Exercise instructions:
Return the listing in full. Keep each line exactly as it is.

---+---

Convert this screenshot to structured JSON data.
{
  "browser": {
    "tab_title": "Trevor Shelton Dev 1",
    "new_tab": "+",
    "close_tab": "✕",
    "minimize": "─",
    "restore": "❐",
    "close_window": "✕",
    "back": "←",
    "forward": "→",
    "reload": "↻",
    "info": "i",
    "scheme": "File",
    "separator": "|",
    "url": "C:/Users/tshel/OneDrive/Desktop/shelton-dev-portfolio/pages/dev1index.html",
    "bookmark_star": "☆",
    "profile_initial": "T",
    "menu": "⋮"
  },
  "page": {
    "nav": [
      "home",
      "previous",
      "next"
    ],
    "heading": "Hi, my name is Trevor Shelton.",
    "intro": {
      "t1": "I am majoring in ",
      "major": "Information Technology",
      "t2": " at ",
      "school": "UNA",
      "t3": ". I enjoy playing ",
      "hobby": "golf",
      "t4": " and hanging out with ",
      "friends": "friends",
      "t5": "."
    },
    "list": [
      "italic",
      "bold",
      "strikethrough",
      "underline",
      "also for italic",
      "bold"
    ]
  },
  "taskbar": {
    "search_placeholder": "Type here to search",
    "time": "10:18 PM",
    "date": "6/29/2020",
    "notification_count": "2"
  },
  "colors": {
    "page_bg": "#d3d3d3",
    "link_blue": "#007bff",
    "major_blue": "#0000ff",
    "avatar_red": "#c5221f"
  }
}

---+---

Task result:
Convert this screenshot to structured JSON data.
{
  "browser": {
    "tab_title": "Trevor Shelton Dev 1",
    "new_tab": "+",
    "close_tab": "✕",
    "minimize": "─",
    "restore": "❐",
    "close_window": "✕",
    "back": "←",
    "forward": "→",
    "reload": "↻",
    "info": "i",
    "scheme": "File",
    "separator": "|",
    "url": "C:/Users/tshel/OneDrive/Desktop/shelton-dev-portfolio/pages/dev1index.html",
    "bookmark_star": "☆",
    "profile_initial": "T",
    "menu": "⋮"
  },
  "page": {
    "nav": [
      "home",
      "previous",
      "next"
    ],
    "heading": "Hi, my name is Trevor Shelton.",
    "intro": {
      "t1": "I am majoring in ",
      "major": "Information Technology",
      "t2": " at ",
      "school": "UNA",
      "t3": ". I enjoy playing ",
      "hobby": "golf",
      "t4": " and hanging out with ",
      "friends": "friends",
      "t5": "."
    },
    "list": [
      "italic",
      "bold",
      "strikethrough",
      "underline",
      "also for italic",
      "bold"
    ]
  },
  "taskbar": {
    "search_placeholder": "Type here to search",
    "time": "10:18 PM",
    "date": "6/29/2020",
    "notification_count": "2"
  },
  "colors": {
    "page_bg": "#d3d3d3",
    "link_blue": "#007bff",
    "major_blue": "#0000ff",
    "avatar_red": "#c5221f"
  }
}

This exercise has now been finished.